▶ [What the exercise asks]: Copy every line of the data below exactly as given, except for the pictures.
--- Extracted data Enclosed Below ---
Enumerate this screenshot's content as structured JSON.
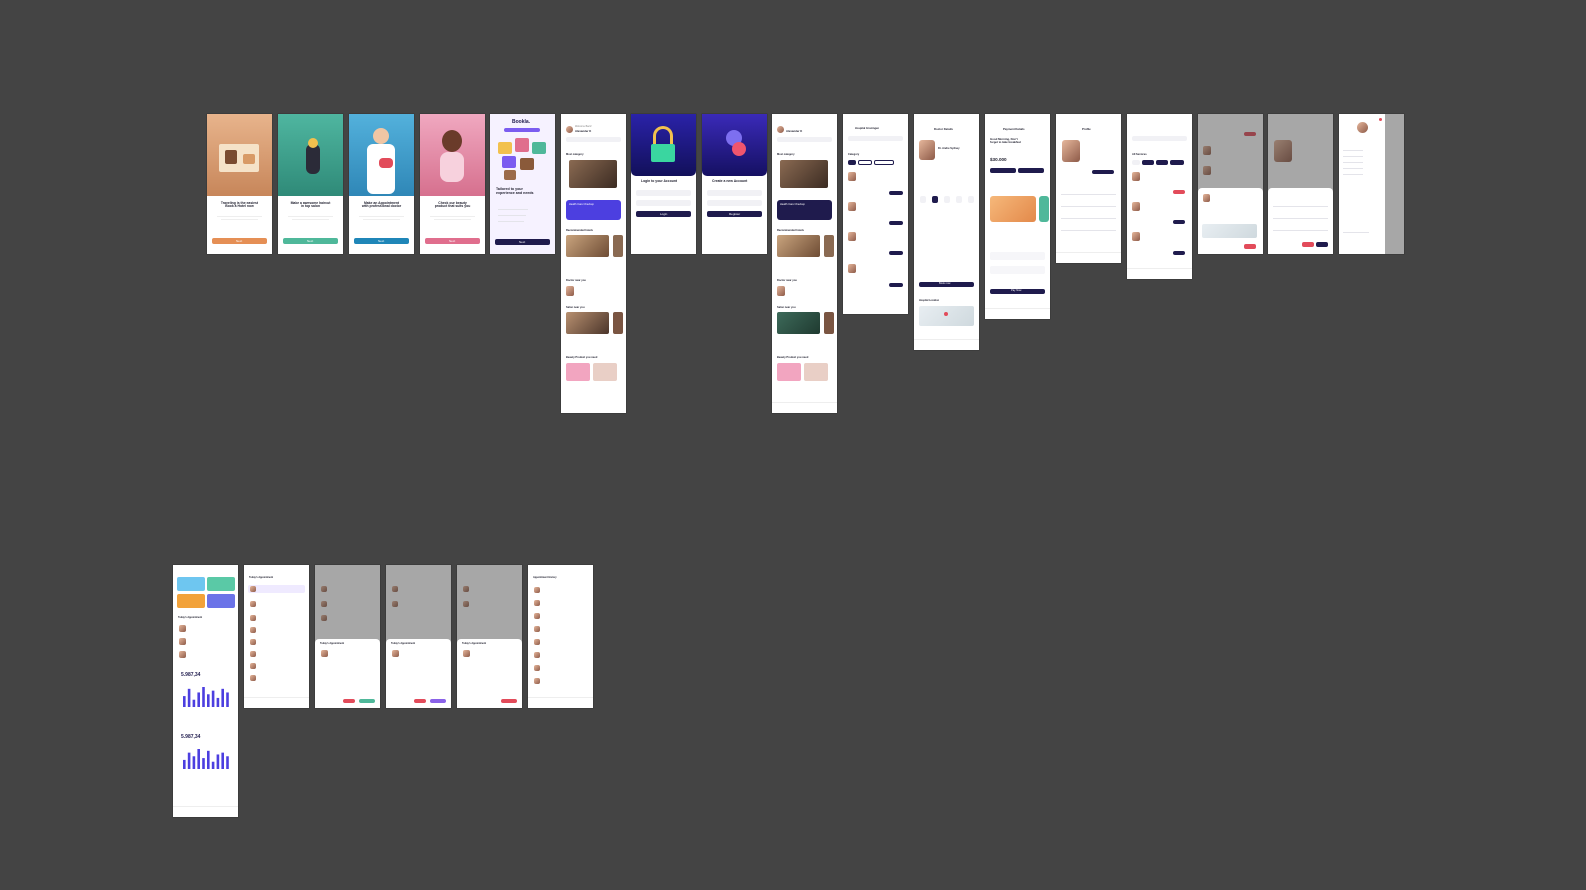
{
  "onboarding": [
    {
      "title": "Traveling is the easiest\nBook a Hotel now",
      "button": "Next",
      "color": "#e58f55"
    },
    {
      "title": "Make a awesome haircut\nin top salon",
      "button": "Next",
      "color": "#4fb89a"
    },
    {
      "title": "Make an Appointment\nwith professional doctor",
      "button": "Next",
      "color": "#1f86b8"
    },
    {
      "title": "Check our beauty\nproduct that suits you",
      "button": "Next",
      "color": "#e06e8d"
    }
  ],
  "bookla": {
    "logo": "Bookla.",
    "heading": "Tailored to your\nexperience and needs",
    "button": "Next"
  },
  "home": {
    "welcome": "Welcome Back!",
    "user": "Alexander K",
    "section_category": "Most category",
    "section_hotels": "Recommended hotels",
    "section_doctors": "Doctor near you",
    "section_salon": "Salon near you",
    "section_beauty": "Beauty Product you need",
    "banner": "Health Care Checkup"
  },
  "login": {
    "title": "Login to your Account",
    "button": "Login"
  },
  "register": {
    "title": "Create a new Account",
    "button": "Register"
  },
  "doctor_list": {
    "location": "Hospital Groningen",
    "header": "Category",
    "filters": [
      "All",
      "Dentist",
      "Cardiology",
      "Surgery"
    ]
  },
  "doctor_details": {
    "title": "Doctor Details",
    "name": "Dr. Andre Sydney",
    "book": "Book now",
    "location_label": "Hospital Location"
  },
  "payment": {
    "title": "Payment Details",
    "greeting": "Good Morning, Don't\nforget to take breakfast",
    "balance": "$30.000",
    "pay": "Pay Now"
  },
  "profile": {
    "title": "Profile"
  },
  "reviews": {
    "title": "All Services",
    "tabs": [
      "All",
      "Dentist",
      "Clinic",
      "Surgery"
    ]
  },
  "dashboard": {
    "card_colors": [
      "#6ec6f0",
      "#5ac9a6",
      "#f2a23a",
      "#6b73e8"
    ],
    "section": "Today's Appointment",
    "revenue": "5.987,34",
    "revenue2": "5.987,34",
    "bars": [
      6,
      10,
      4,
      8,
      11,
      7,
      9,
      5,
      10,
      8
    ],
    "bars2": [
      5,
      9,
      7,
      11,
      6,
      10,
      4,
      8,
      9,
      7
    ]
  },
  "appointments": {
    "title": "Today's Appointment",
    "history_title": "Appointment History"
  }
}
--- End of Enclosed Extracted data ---
▶ [Answer to the problem]:
Enumerate this screenshot's content as structured JSON.
{
  "onboarding": [
    {
      "title": "Traveling is the easiest\nBook a Hotel now",
      "button": "Next",
      "color": "#e58f55"
    },
    {
      "title": "Make a awesome haircut\nin top salon",
      "button": "Next",
      "color": "#4fb89a"
    },
    {
      "title": "Make an Appointment\nwith professional doctor",
      "button": "Next",
      "color": "#1f86b8"
    },
    {
      "title": "Check our beauty\nproduct that suits you",
      "button": "Next",
      "color": "#e06e8d"
    }
  ],
  "bookla": {
    "logo": "Bookla.",
    "heading": "Tailored to your\nexperience and needs",
    "button": "Next"
  },
  "home": {
    "welcome": "Welcome Back!",
    "user": "Alexander K",
    "section_category": "Most category",
    "section_hotels": "Recommended hotels",
    "section_doctors": "Doctor near you",
    "section_salon": "Salon near you",
    "section_beauty": "Beauty Product you need",
    "banner": "Health Care Checkup"
  },
  "login": {
    "title": "Login to your Account",
    "button": "Login"
  },
  "register": {
    "title": "Create a new Account",
    "button": "Register"
  },
  "doctor_list": {
    "location": "Hospital Groningen",
    "header": "Category",
    "filters": [
      "All",
      "Dentist",
      "Cardiology",
      "Surgery"
    ]
  },
  "doctor_details": {
    "title": "Doctor Details",
    "name": "Dr. Andre Sydney",
    "book": "Book now",
    "location_label": "Hospital Location"
  },
  "payment": {
    "title": "Payment Details",
    "greeting": "Good Morning, Don't\nforget to take breakfast",
    "balance": "$30.000",
    "pay": "Pay Now"
  },
  "profile": {
    "title": "Profile"
  },
  "reviews": {
    "title": "All Services",
    "tabs": [
      "All",
      "Dentist",
      "Clinic",
      "Surgery"
    ]
  },
  "dashboard": {
    "card_colors": [
      "#6ec6f0",
      "#5ac9a6",
      "#f2a23a",
      "#6b73e8"
    ],
    "section": "Today's Appointment",
    "revenue": "5.987,34",
    "revenue2": "5.987,34",
    "bars": [
      6,
      10,
      4,
      8,
      11,
      7,
      9,
      5,
      10,
      8
    ],
    "bars2": [
      5,
      9,
      7,
      11,
      6,
      10,
      4,
      8,
      9,
      7
    ]
  },
  "appointments": {
    "title": "Today's Appointment",
    "history_title": "Appointment History"
  }
}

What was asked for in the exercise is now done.